Ivan is a professor of Contemporary Art at the University of Padova. We have known each other since we were two year olds, as our mothers were friends. We took very different career paths but we both ended up in academic and research jobs in Padova, and we have been able to take part together in several events where art and science are at the focus. Giving a lecture together is twice as fun!


I believe oceans of ink were spent, ever since pens were a thing, writing on the mentor-student relationship, its do's and don'ts, and the consequences of deviations from proper practice. And rightly so, as the balancing act required for a proper, effective teaching action is entirely non trivial. The fact that our didactical systems and academia are in constant evolution, that rules and courses formats change over time, and that as humans we tend to forget what has been learnt in the past (on good practice, I mean), require us to keep thinking about the topic, and continue to keep the discussion alive. 
I very much would like to write about the Nobel prize in physics here today, but I realize I cannot really pay a good service to the three winners, nor to my readers, on that topic. The reason is, quite bluntly, that I am not qualified to do that without harming my self-respect.
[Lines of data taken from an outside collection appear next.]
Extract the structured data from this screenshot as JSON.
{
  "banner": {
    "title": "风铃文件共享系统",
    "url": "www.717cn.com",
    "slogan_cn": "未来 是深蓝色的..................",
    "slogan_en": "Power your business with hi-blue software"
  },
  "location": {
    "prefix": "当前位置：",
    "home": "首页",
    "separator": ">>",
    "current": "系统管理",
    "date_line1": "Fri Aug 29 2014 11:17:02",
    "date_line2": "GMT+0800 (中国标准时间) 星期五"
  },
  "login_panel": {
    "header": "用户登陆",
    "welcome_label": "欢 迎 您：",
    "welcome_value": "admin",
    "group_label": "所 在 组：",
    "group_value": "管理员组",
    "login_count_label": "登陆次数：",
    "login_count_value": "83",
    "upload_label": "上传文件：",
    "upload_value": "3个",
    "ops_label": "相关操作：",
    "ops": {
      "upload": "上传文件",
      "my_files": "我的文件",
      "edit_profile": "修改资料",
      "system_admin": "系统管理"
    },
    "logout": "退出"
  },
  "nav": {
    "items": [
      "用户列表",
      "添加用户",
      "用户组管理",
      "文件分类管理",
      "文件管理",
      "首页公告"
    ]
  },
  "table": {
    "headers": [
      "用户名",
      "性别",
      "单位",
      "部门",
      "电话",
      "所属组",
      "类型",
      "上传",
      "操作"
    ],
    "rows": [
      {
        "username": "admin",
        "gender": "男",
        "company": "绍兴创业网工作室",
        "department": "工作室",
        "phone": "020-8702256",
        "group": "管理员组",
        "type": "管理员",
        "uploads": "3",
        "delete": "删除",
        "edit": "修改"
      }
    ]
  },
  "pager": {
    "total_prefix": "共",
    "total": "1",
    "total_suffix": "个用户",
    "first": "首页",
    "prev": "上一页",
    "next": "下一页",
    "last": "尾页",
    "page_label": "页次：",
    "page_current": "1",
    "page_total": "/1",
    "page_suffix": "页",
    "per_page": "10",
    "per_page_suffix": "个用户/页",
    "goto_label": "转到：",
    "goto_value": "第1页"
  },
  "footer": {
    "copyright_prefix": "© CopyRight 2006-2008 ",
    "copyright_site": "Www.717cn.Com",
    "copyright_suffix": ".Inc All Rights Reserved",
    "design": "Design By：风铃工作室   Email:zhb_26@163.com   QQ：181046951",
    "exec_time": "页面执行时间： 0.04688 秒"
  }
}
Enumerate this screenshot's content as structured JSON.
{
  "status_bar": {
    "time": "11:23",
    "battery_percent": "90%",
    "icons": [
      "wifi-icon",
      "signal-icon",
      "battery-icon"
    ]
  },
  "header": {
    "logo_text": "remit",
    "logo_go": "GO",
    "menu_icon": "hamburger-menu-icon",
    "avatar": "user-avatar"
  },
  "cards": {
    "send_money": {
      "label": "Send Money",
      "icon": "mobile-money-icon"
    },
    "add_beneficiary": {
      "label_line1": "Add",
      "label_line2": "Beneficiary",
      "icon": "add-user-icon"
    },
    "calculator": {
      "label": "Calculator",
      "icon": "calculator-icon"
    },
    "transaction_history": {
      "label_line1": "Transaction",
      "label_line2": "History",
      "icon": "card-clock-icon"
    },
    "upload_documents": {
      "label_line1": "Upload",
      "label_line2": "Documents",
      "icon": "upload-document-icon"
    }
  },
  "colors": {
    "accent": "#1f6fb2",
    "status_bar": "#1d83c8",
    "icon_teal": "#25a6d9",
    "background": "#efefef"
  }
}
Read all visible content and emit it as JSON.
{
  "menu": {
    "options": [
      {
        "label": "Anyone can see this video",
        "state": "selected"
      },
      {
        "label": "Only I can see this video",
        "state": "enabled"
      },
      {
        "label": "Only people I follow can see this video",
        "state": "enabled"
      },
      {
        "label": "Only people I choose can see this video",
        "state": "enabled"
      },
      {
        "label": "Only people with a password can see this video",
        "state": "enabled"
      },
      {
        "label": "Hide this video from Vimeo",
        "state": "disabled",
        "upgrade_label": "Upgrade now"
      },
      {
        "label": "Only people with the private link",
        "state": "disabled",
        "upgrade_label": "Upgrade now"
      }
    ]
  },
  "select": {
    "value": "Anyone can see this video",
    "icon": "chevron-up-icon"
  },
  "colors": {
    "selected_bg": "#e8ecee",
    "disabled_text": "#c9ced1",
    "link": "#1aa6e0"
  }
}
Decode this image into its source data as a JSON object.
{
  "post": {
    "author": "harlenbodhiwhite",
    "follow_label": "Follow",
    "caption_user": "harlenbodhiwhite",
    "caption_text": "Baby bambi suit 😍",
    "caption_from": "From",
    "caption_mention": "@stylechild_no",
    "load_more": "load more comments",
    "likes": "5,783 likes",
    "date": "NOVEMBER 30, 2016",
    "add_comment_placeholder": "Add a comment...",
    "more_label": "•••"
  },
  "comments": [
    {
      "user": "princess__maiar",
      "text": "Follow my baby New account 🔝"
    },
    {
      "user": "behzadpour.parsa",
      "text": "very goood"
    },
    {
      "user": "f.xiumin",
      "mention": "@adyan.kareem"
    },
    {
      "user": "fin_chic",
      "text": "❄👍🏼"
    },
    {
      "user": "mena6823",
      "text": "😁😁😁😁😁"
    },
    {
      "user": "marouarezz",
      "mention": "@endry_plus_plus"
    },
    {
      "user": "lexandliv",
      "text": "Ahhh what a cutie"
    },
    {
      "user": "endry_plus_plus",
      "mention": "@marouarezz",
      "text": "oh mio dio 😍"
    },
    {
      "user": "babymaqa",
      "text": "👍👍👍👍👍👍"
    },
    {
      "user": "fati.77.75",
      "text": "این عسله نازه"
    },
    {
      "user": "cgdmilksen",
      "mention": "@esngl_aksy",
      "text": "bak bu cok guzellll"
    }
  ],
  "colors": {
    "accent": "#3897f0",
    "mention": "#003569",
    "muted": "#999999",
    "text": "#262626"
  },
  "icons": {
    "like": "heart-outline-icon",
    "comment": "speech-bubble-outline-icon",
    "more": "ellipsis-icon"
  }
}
Also, I never knew about the research of two of the winners. 

As for the third, I do know Giorgio Parisi's research in qualitative terms, and I happen to know him personally; well, at least we are Facebook friends, as maybe 500 of his contacts can also claim - plus, he once invited me to a symposium at the Accademia dei Lincei, of which he his vice-president. And I did write about his scientific accomplishments in the past here, on two occasions.
The Corfu Summer Institute is a well-established institution for higher education, run since the paleolithic by the inexhaustible George Zoupanos, the soul of the whole thing. Generations of physicists have been trained in doctoral schools and conferences there over the past few decades. Of course the beauty of the island, set in the Ionian sea and green from the top of its mountains to the blue sea below, has helped to keep the events there well-attended, and even during the pandemic the events have been run in person.
I used some spare research funds to open a six-months internship to help my research group in Padova, and the call is open for applications at this site (the second in the list right now, the number is #23584). So here I wish to answer a few questions from potential applicants, namely:
1) Can I apply? 
2) When is the call deadline?
3) What is the salary?
4) What is the purpose of the position? What can I expect to gain from it?

5) What will I be doing if I get selected? 


Answers:
When you collide particles made up of quarks and gluons, such as the protons accelerated by the Large Hadron Collider at CERN, you mostly expect particles made of quarks and gluons to emerge. That is because quarks and gluons most of the times interact by the strong interaction, which is itself mediated by the exchange of gluons; and the strong interaction knows nothing about all the other matter and interaction fields.
So how do you get energetic electrons, muons, photons, and weak bosons from a LHC collision? Well, the electroweak interaction which may produce these particles does play in, but its contribution is, er, weaker, by definition. 

Gimme all 'em leptons!